If you want to compare different urban education initiatives, you have to take into account gang activity and neighborhood violence, not just in terms of absolute levels but in terms of attitudes and expectations, and, while I have no expertise in the area, I do know enough to know that understanding urban crime in Boston over the past twenty years, a period that saw both the advent and apparent collapse of the "Boston Miracle," is something that does require considerable expertise.
None of this undercuts the findings of the study, but it does greatly complicate the process of drawing inferences from it. It's possible that what worked in Boston won't work as well in most urban areas. It's also possible that what worked there will work even better elsewhere. I'm not being cute here -- I could honestly see this going either way -- I'm just trying to emphasis just how messy this data is.

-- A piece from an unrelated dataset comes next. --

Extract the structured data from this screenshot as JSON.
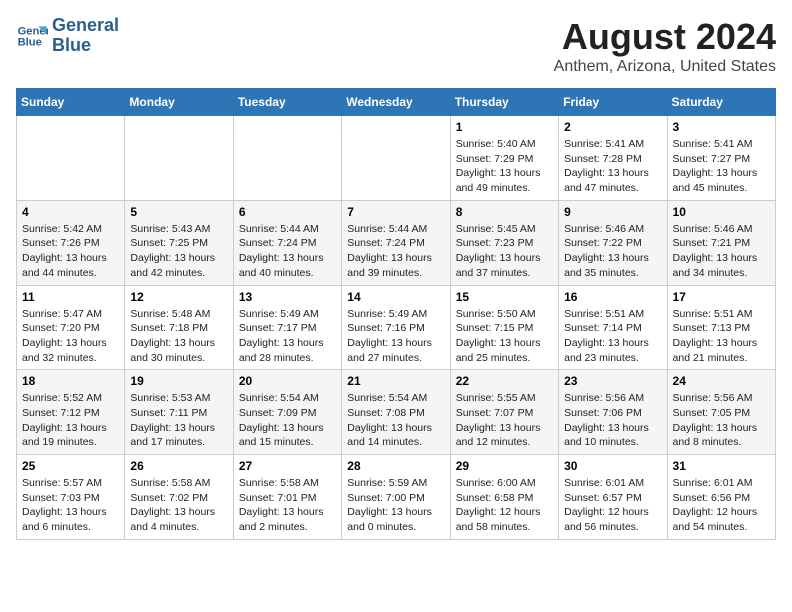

We have here everything your stat professor warned you about. Interactivity. Non-linearity. Heteroskedasticity. Nesting. Selection effects. Missing not at random. Falsification. Hawthorne effects. Volunteer effects. Peer effects. Researcher bias. Sample size issues.
Though I'm not a Bayesian by training, I think the appropriate response is at least in spirit, Bayesian. We will have to factor our doubts about the research in when we weigh our conclusions but that's not the same as ignoring those conclusions entirely.
This brings me back to what I liked about Fisman's article. It's balanced, it acknowledges the limitations of the data, and it suggests focus on areas where reforms will do the most good if their assumptions are sound and will do the least damage if they aren't.
But more on that later.